The IRE Resource Center is a major research library containing more than 23,250 investigative stories — both print and broadcast. These stories are searchable online or by contacting the Resource Center directly (573-882-3364 or email@example.com) where a researcher can help you pinpoint what you need. Browse or search the tipsheet section of our library below. Stories are not available for download but can be easily ordered by contacting the Resource Center:
The IRE Resource Center is a major research library containing more than 23,250 investigative stories — both print and broadcast.
These stories are searchable online or by contacting the Resource Center directly (573-882-3364 or firstname.lastname@example.org) where a researcher can help you pinpoint what you need.
Browse or search the tipsheet section of our library below. Stories are not available for download but can be easily ordered by contacting the Resource Center:
Search results for "Endeavor" ...
This series "exposed significant patient-care deficiencies at one of Connecticut's largest nursing home operators, Haven Healthcare." Not only did the Courant's reporters discover neglect and a "deeply flawed regulatory system," the owner of the Haven Healthcare chain was using money to fund personal endeavors even while the chain fell into debt and could not pay for basic things.
These stories are about the Columbia space shuttle accident. They include pieces on the frequency and severity of foam impacts on previous shuttles;a story that Columbia mission engineers had been worried about possible damage by the foam strike but had been dismissed by their superiors; reporting on the behind-the-scenes debate over whether to seek imagery of the damage and about the inadequacies of the efforts to try to predict damage; a story on how accident investigating board members were being paid by NASA in order to get around federal-open meeting requirements; and a look at 6 other chronic shuttle problems that have been accepted as "normal" by NASA engineers, just as foam was accepted.
Tags: Columbia Space Shuttle; NASA; accident investigation; foam; Columbia mission; NASA engineers; Columbia Accident Investigation Board; engineering reports; astronauts; Mission Control; Challenger; Edwards Air Force Base; Atlantis; Endeavor; Discovery; Marshall Space Flight Center; insulation; debris; tiles; United Space Alliance; wing failure

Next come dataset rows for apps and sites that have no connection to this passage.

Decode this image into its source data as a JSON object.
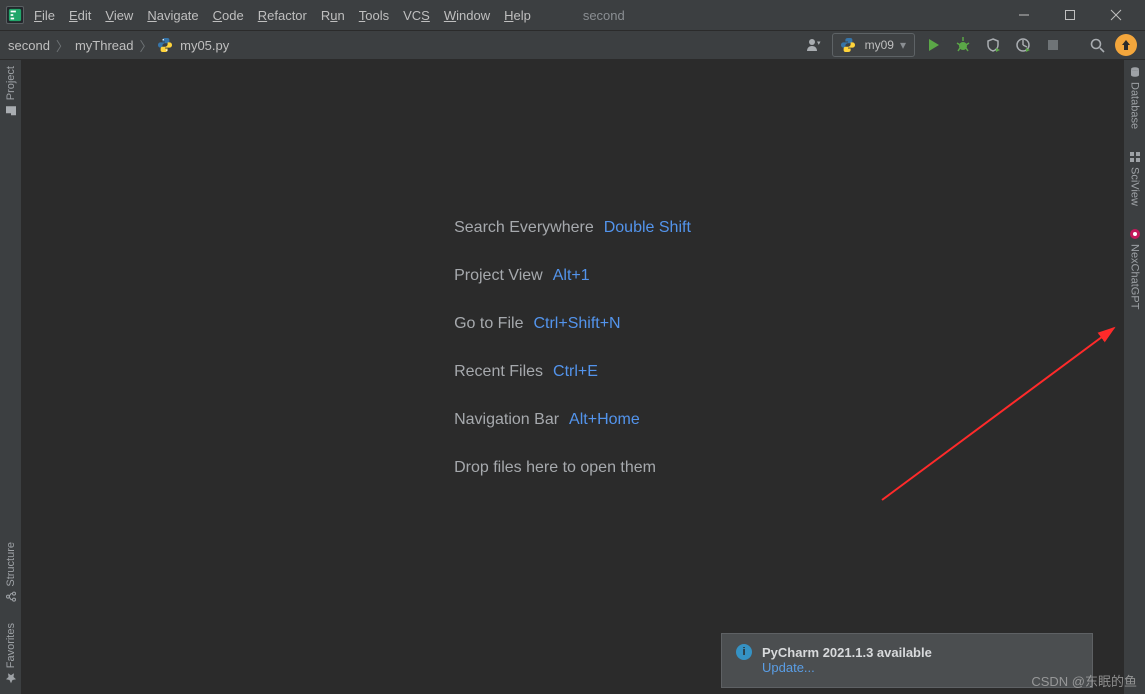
{
  "window": {
    "title": "second"
  },
  "menu": {
    "file": "File",
    "edit": "Edit",
    "view": "View",
    "navigate": "Navigate",
    "code": "Code",
    "refactor": "Refactor",
    "run": "Run",
    "tools": "Tools",
    "vcs": "VCS",
    "window_m": "Window",
    "help": "Help"
  },
  "breadcrumb": {
    "proj": "second",
    "dir": "myThread",
    "file": "my05.py"
  },
  "runConfig": {
    "name": "my09"
  },
  "leftTools": {
    "project": "Project",
    "structure": "Structure",
    "favorites": "Favorites"
  },
  "rightTools": {
    "database": "Database",
    "sciview": "SciView",
    "nexchat": "NexChatGPT"
  },
  "hints": {
    "search_l": "Search Everywhere",
    "search_k": "Double Shift",
    "project_l": "Project View",
    "project_k": "Alt+1",
    "goto_l": "Go to File",
    "goto_k": "Ctrl+Shift+N",
    "recent_l": "Recent Files",
    "recent_k": "Ctrl+E",
    "navbar_l": "Navigation Bar",
    "navbar_k": "Alt+Home",
    "drop": "Drop files here to open them"
  },
  "notification": {
    "title": "PyCharm 2021.1.3 available",
    "action": "Update..."
  },
  "watermark": "CSDN @东眠的鱼"
}
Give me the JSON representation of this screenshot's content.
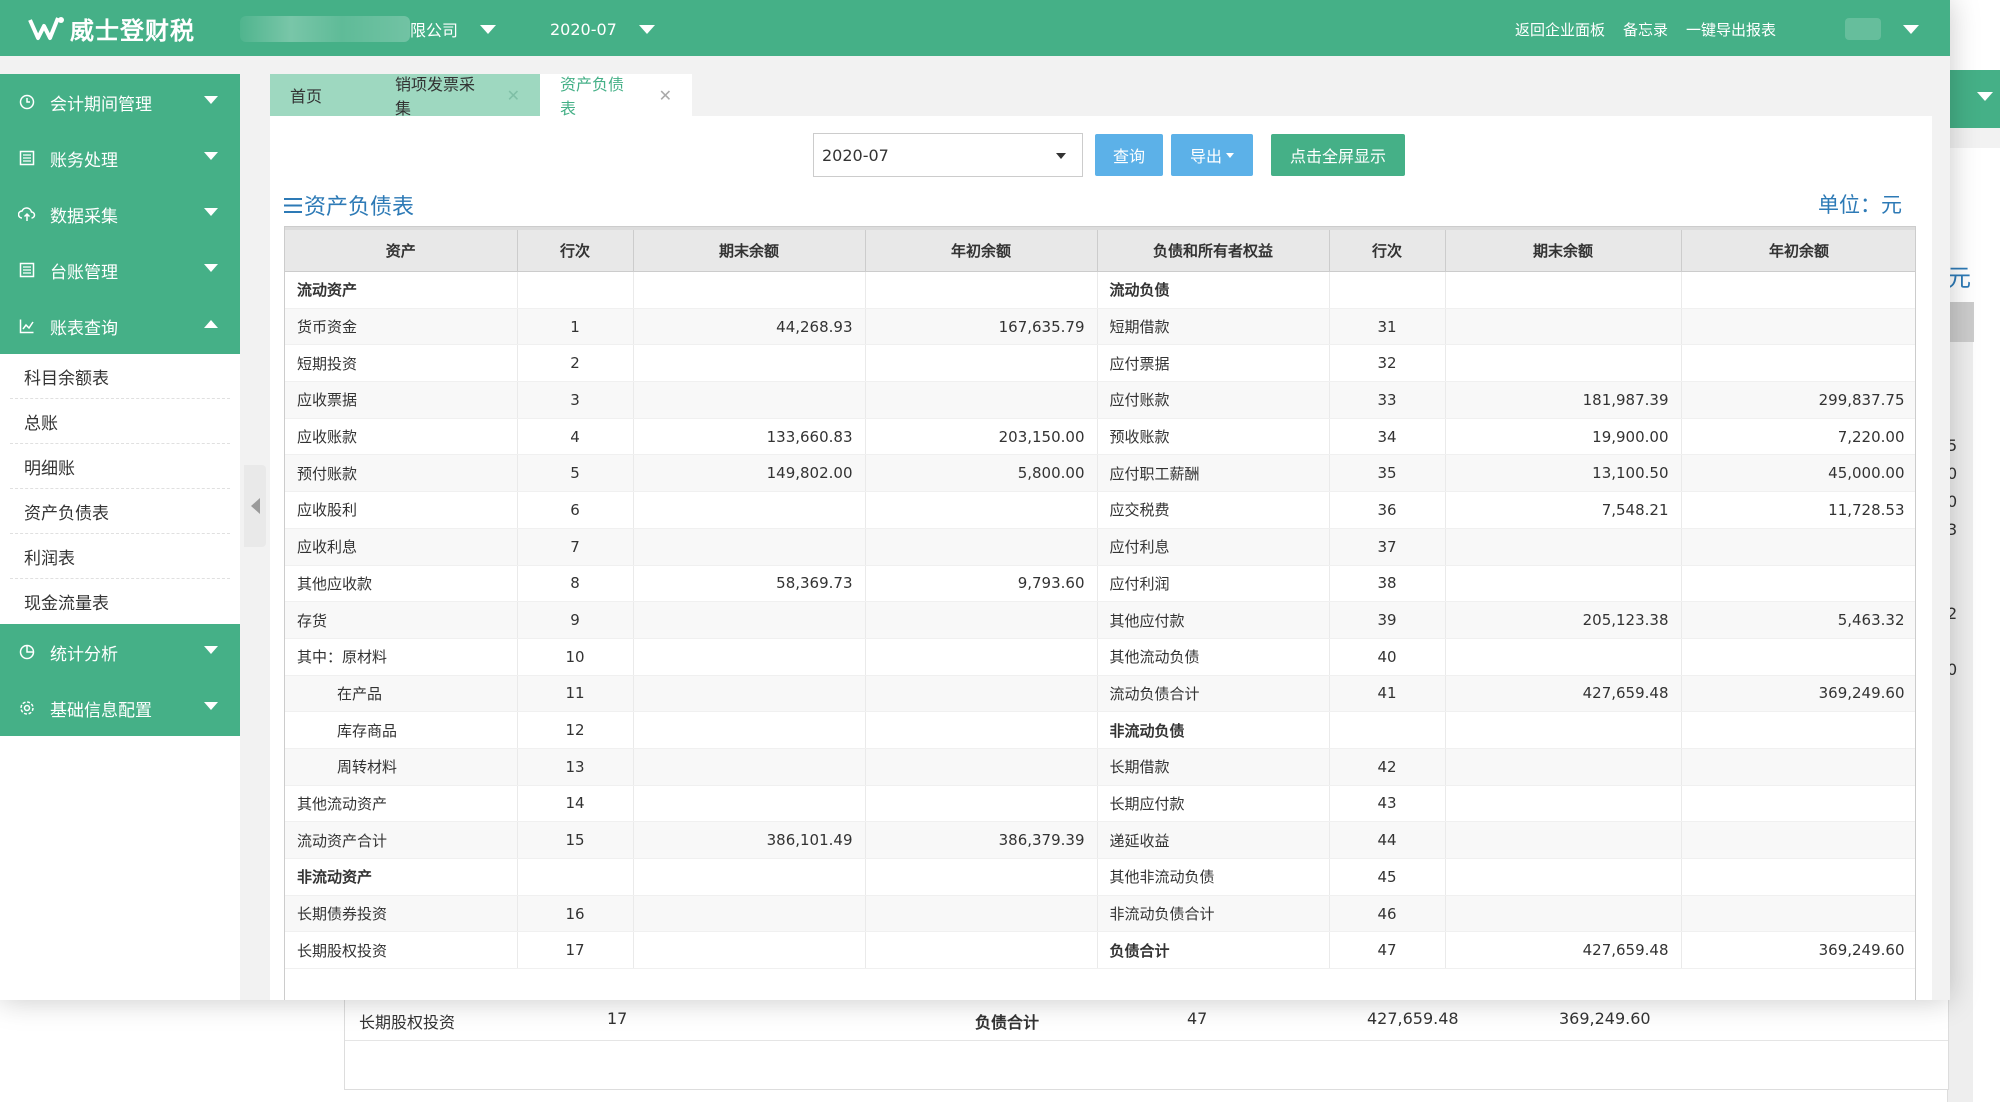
{
  "app": {
    "logo_text": "威士登财税",
    "company_suffix": "限公司",
    "period": "2020-07",
    "top_links": [
      "返回企业面板",
      "备忘录",
      "一键导出报表"
    ]
  },
  "sidebar": {
    "groups": [
      {
        "label": "会计期间管理",
        "icon": "clock-icon"
      },
      {
        "label": "账务处理",
        "icon": "ledger-icon"
      },
      {
        "label": "数据采集",
        "icon": "cloud-upload-icon"
      },
      {
        "label": "台账管理",
        "icon": "book-icon"
      },
      {
        "label": "账表查询",
        "icon": "line-chart-icon"
      }
    ],
    "sub_items": [
      "科目余额表",
      "总账",
      "明细账",
      "资产负债表",
      "利润表",
      "现金流量表"
    ],
    "bottom_groups": [
      {
        "label": "统计分析",
        "icon": "pie-chart-icon"
      },
      {
        "label": "基础信息配置",
        "icon": "gear-icon"
      }
    ]
  },
  "tabs": [
    {
      "label": "首页"
    },
    {
      "label": "销项发票采集"
    },
    {
      "label": "资产负债表"
    }
  ],
  "toolbar": {
    "period_value": "2020-07",
    "query_label": "查询",
    "export_label": "导出",
    "fullscreen_label": "点击全屏显示"
  },
  "report": {
    "title": "资产负债表",
    "unit": "单位：元"
  },
  "table": {
    "headers": [
      "资产",
      "行次",
      "期末余额",
      "年初余额",
      "负债和所有者权益",
      "行次",
      "期末余额",
      "年初余额"
    ],
    "rows": [
      [
        "流动资产",
        "",
        "",
        "",
        "流动负债",
        "",
        "",
        ""
      ],
      [
        "货币资金",
        "1",
        "44,268.93",
        "167,635.79",
        "短期借款",
        "31",
        "",
        ""
      ],
      [
        "短期投资",
        "2",
        "",
        "",
        "应付票据",
        "32",
        "",
        ""
      ],
      [
        "应收票据",
        "3",
        "",
        "",
        "应付账款",
        "33",
        "181,987.39",
        "299,837.75"
      ],
      [
        "应收账款",
        "4",
        "133,660.83",
        "203,150.00",
        "预收账款",
        "34",
        "19,900.00",
        "7,220.00"
      ],
      [
        "预付账款",
        "5",
        "149,802.00",
        "5,800.00",
        "应付职工薪酬",
        "35",
        "13,100.50",
        "45,000.00"
      ],
      [
        "应收股利",
        "6",
        "",
        "",
        "应交税费",
        "36",
        "7,548.21",
        "11,728.53"
      ],
      [
        "应收利息",
        "7",
        "",
        "",
        "应付利息",
        "37",
        "",
        ""
      ],
      [
        "其他应收款",
        "8",
        "58,369.73",
        "9,793.60",
        "应付利润",
        "38",
        "",
        ""
      ],
      [
        "存货",
        "9",
        "",
        "",
        "其他应付款",
        "39",
        "205,123.38",
        "5,463.32"
      ],
      [
        "其中：原材料",
        "10",
        "",
        "",
        "其他流动负债",
        "40",
        "",
        ""
      ],
      [
        "在产品",
        "11",
        "",
        "",
        "流动负债合计",
        "41",
        "427,659.48",
        "369,249.60"
      ],
      [
        "库存商品",
        "12",
        "",
        "",
        "非流动负债",
        "",
        "",
        ""
      ],
      [
        "周转材料",
        "13",
        "",
        "",
        "长期借款",
        "42",
        "",
        ""
      ],
      [
        "其他流动资产",
        "14",
        "",
        "",
        "长期应付款",
        "43",
        "",
        ""
      ],
      [
        "流动资产合计",
        "15",
        "386,101.49",
        "386,379.39",
        "递延收益",
        "44",
        "",
        ""
      ],
      [
        "非流动资产",
        "",
        "",
        "",
        "其他非流动负债",
        "45",
        "",
        ""
      ],
      [
        "长期债券投资",
        "16",
        "",
        "",
        "非流动负债合计",
        "46",
        "",
        ""
      ],
      [
        "长期股权投资",
        "17",
        "",
        "",
        "负债合计",
        "47",
        "427,659.48",
        "369,249.60"
      ]
    ],
    "bold_left_rows": [
      0,
      16
    ],
    "bold_right_rows": [
      0,
      12,
      18
    ],
    "indented_left_rows": [
      11,
      12,
      13
    ]
  },
  "background_window": {
    "unit_fragment": "元",
    "side_digits": [
      "5",
      "0",
      "0",
      "3",
      "2",
      "0"
    ],
    "row": [
      "长期股权投资",
      "17",
      "负债合计",
      "47",
      "427,659.48",
      "369,249.60"
    ]
  },
  "colors": {
    "brand_green": "#45b087",
    "light_green_tab": "#9ed8c0",
    "accent_blue": "#5cb1e8",
    "title_blue": "#2d7ab6"
  }
}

Ruth Ann Norton, executive director of The Coalition, is on a life time crusade to prevent lead poisoning in children. This silent killer has "been used by humans for more than 5,000 years to strengthen metal and to pigment everything from makeup to paint." However, when examining its effects, "children, including those exposed in utero, are more vulnerable to lead poisoning than adults because their systems absorb the element more readily. Once lead has affected the brain, the damage is irreversible." Norton, now with a budget of $2.6 million demands to examine the conditions of older homes and prevent lead hazards. But prior to The Coalition, Norton had other endeavors to assess. "Fourteen years ago, Norton made a series of what she now terms 'bad judgements' that led to 18 months in prison for wire fraud, wrecking her promising investment-management career along the way. The Coalition, she says, gave her a chance to redeem herself. She's not about to let it down."
"This story explored prescription errors, including mix-ups involving look-alike, sound-alike drugs and people who get the wrong dosages of the right drug. We endeavored to show how these medical mistakes, though statistically rare, can have very tragic results."
New Times profiles Andrew Ling, a successful Arizona lawyer, who has lied about such endeavors as being on the U.S. Olympic team, working as a secret service agent, being on a first-name basis with ex-presidents and playing music with Michael Brecker and Pat Metheny. (March 9 - 15, 1995).
CNN Special Assignment finds a $400 million-a-year chain of brain injury rehabilitation clinics may be more of a money-making endeavor than a medical service; uncovers instances of gross neglect in which victims of brain injuries, unable to take care of themselves, are left unattended for hours in abhorrent conditions, Feb. 18, 1992.